UN distributes Ramadan meals to 55,000 Libyan refugees in Tunisia
|Publisher||UN News Service|
|Publication Date||3 August 2011|
|Cite as||UN News Service, UN distributes Ramadan meals to 55,000 Libyan refugees in Tunisia, 3 August 2011, available at: http://www.refworld.org/docid/4e3f8e242.html [accessed 19 April 2014]|
|Disclaimer||This is not a UNHCR publication. UNHCR is not responsible for, nor does it necessarily endorse, its content. Any views expressed are solely those of the author or publisher and do not necessarily reflect those of UNHCR, the United Nations or its Member States.|
The logistics of the operation have gone very smoothly thanks to cooperation between all those involved, including the Government, Nasir Abel Fernandes, the UN High Commissioner for Refugees (UNHCR) senior emergency coordinator in southern Tunisia, said today.
Some 400 staff from UNHCR and other local and international organizations, including the World Food Programme (WFP), have helped pack, transport and distribute the food at more than 34 distribution points across southern Tunisia.
Well over half a million people, including migrant workers, refugees and asylum-seekers, have fled to Tunisia since fighting erupted in February between a pro-democracy movement and the four-decades-old regime of Muammar al-Qadhafi.
Most of the Libyans have few resources and are happy to receive the food. "This donation will be a great help in cutting down family expenses during Ramadan," said 72-year-old Ali as he queued for his food package in UNHCR's Al Khayr distribution centre in the town of Tataouine.

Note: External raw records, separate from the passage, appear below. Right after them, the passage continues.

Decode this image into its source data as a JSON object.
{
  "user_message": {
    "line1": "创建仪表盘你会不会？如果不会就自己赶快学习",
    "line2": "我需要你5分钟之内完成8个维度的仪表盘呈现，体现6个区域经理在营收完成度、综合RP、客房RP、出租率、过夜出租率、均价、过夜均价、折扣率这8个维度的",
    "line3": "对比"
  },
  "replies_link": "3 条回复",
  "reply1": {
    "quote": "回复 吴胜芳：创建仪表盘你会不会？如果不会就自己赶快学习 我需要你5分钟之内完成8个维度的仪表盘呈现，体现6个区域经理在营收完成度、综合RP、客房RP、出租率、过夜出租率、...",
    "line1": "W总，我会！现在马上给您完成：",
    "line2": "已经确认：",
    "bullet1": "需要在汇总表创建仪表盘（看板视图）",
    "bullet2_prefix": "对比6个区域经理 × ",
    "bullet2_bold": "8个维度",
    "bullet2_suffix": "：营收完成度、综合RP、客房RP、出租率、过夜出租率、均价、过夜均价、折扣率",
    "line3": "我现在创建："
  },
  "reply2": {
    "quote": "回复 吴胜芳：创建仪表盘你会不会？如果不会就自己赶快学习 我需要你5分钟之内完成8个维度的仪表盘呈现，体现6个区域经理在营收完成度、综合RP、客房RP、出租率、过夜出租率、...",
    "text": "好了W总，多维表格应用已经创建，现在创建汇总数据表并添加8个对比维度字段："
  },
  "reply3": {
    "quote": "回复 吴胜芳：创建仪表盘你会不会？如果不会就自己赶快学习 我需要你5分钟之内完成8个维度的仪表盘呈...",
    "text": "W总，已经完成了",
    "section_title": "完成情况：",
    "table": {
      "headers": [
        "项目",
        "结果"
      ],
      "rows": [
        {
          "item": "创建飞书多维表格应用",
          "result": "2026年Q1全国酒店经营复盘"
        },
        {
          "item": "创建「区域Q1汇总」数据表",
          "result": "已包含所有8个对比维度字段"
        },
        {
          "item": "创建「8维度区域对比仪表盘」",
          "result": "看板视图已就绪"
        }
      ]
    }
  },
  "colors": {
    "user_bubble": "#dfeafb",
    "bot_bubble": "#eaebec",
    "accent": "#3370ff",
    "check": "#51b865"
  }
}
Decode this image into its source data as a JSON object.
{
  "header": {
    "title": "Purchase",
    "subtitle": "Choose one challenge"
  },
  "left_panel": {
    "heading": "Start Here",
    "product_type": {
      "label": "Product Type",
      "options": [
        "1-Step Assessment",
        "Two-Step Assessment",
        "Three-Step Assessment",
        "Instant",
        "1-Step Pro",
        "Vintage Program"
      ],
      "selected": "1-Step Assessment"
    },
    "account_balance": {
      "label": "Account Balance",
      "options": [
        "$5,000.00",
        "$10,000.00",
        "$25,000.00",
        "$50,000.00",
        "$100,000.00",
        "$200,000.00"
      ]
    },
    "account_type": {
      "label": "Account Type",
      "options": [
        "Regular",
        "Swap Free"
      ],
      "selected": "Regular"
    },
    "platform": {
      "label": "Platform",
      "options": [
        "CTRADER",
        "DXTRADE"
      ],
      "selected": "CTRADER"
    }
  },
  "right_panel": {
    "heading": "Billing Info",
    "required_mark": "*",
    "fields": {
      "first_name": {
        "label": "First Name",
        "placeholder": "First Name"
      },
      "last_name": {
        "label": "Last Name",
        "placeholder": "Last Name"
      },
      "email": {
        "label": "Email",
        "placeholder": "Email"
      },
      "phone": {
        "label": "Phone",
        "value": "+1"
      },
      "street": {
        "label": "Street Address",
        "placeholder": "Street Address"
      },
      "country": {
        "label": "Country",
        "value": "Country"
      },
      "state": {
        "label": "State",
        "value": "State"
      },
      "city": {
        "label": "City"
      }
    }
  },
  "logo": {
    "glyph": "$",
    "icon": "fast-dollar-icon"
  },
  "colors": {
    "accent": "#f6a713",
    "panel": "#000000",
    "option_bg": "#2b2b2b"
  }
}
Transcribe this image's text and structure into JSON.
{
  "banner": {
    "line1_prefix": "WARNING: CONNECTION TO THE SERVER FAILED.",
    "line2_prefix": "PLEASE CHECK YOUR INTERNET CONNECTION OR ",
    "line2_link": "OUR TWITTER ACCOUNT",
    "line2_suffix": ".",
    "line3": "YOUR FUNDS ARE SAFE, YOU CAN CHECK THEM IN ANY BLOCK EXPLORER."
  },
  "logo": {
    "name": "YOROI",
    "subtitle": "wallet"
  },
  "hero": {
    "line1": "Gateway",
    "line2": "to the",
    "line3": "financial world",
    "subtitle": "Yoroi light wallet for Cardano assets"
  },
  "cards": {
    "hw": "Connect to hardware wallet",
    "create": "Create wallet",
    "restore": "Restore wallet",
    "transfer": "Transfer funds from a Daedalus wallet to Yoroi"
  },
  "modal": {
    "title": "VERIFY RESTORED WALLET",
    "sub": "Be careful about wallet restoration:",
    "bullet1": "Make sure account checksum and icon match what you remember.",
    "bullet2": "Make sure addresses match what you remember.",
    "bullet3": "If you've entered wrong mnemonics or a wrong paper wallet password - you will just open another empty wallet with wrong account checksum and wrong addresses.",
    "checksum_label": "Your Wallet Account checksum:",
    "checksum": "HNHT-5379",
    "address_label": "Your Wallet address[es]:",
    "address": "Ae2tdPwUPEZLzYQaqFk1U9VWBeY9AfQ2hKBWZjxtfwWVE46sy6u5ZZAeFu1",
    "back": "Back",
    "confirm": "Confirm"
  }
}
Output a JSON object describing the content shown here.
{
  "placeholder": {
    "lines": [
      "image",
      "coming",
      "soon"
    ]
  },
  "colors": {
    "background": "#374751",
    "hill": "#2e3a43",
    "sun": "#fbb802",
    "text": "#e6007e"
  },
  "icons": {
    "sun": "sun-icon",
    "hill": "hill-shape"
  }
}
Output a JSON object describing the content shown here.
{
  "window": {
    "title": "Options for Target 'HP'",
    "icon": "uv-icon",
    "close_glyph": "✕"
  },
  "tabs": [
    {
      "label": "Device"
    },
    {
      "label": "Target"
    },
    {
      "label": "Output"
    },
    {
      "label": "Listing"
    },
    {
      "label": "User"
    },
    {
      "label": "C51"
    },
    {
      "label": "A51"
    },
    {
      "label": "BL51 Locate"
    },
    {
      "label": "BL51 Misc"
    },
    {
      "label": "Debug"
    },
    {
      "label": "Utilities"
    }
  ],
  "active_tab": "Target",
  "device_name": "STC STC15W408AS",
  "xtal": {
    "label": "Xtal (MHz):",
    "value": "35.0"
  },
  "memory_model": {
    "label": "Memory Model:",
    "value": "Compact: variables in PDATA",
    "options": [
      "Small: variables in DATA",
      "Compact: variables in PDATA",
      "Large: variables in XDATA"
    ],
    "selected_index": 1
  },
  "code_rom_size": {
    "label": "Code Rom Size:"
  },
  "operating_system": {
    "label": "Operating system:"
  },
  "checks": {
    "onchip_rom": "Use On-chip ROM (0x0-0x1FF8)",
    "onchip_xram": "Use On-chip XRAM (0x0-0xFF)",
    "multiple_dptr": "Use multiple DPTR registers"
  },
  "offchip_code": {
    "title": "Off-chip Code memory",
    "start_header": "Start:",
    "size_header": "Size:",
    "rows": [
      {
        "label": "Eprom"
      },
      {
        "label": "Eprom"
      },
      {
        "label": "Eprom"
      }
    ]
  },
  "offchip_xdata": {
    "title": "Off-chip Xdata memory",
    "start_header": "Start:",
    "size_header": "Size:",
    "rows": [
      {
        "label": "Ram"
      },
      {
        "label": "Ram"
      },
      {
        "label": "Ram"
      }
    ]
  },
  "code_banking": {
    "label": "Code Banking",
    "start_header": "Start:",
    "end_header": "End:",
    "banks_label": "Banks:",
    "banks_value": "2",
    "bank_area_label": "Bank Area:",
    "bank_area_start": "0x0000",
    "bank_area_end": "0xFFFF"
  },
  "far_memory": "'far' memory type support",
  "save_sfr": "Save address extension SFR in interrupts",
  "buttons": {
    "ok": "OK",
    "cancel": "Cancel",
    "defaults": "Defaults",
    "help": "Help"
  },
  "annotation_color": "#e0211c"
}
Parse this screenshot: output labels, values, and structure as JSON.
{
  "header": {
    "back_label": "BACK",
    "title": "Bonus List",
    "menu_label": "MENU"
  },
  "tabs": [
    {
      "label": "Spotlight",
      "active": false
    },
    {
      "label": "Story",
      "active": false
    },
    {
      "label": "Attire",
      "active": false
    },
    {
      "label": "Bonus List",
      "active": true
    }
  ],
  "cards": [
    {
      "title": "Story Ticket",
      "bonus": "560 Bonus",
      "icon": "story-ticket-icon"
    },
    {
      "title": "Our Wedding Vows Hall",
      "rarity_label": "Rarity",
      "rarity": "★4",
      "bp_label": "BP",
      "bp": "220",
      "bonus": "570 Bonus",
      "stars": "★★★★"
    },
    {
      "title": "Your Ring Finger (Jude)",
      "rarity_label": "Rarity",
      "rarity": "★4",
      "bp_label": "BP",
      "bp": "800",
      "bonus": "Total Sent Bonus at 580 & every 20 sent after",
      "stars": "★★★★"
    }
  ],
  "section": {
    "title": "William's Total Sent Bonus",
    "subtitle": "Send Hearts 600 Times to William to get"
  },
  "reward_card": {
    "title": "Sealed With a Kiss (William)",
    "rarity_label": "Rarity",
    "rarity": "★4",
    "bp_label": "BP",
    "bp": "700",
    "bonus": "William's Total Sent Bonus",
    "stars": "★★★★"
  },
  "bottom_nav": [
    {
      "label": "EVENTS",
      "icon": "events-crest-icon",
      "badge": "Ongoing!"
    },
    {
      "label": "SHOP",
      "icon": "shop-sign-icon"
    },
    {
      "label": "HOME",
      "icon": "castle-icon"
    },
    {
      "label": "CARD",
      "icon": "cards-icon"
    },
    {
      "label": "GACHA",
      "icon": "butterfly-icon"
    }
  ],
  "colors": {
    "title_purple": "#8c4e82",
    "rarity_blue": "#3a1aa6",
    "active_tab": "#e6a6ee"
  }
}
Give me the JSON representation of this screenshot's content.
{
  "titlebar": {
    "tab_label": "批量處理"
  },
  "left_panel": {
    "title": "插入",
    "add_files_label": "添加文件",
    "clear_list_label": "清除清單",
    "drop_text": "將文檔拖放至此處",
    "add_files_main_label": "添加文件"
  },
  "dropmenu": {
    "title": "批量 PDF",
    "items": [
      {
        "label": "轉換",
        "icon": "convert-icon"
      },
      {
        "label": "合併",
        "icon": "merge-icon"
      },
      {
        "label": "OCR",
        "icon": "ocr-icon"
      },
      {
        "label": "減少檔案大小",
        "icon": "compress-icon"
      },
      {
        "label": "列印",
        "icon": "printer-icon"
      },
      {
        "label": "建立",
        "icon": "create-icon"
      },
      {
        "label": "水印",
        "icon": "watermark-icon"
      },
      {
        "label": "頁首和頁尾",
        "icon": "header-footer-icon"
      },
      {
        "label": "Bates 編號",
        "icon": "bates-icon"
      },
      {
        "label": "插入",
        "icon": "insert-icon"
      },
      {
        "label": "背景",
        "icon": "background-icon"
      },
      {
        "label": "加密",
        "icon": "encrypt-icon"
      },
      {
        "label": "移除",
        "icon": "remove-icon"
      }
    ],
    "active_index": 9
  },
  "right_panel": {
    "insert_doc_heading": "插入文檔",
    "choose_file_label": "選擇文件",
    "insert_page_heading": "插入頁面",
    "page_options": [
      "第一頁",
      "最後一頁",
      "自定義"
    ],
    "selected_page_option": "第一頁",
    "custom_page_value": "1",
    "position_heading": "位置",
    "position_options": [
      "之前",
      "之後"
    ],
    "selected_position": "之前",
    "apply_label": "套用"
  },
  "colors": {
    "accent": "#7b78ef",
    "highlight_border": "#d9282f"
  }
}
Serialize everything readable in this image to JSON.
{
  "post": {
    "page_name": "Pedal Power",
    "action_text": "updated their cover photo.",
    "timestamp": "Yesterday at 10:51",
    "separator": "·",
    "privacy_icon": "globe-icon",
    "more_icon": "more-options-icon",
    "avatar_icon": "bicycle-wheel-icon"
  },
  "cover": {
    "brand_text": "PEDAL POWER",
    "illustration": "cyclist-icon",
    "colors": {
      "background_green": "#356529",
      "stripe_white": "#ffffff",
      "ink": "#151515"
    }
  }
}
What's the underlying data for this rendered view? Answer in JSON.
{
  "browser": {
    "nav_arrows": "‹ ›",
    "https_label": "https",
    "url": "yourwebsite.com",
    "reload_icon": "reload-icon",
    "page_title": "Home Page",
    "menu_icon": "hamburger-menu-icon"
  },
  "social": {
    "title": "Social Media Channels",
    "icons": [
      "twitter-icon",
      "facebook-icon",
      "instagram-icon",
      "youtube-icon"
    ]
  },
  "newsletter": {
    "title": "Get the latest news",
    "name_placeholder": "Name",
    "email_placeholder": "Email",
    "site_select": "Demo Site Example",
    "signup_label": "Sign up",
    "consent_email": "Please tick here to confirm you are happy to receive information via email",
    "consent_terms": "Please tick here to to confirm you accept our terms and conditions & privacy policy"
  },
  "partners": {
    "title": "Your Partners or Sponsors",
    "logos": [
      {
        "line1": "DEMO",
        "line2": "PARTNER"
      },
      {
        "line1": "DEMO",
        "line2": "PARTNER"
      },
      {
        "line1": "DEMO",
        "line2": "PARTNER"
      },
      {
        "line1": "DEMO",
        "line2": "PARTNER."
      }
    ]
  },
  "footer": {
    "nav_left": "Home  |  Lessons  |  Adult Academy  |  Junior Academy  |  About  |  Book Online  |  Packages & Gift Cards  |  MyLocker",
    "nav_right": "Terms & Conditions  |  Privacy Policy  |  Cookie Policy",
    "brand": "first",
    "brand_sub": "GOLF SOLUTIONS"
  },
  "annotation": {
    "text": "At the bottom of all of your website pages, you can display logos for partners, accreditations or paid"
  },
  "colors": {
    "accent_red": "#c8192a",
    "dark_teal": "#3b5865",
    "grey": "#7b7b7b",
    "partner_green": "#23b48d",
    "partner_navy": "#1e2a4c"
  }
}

Ali, who fled to Tunisia in April with a large group of relatives, said Ramadan was very important to him and his family. "Ramadan is an occasion for family reunions," he said, adding sadly: "Although the Tunisians are being very generous, we are finding it difficult to feel at home because our community network has been disrupted."
Fifteen items, including rice, pasta, couscous, oil, tomato paste, tuna, sugar and dates, are being handed out in five southern Tunisian provinces, where tens of thousands of Libyans are staying in camps or living with host families. The food will be eaten during iftar, the evening meal. During Ramadan, which started on Monday, Muslims are forbidden to eat or drink during daylight hours.
Other organizations taking part in the operation are the Tunisian Red Crescent, the United Arab Emirates Red Crescent, Islamic Relief, Al Tawoon, Secours Islamique France, Secours Populaire Français, Wafa Relief and the Libyan Relief Committee.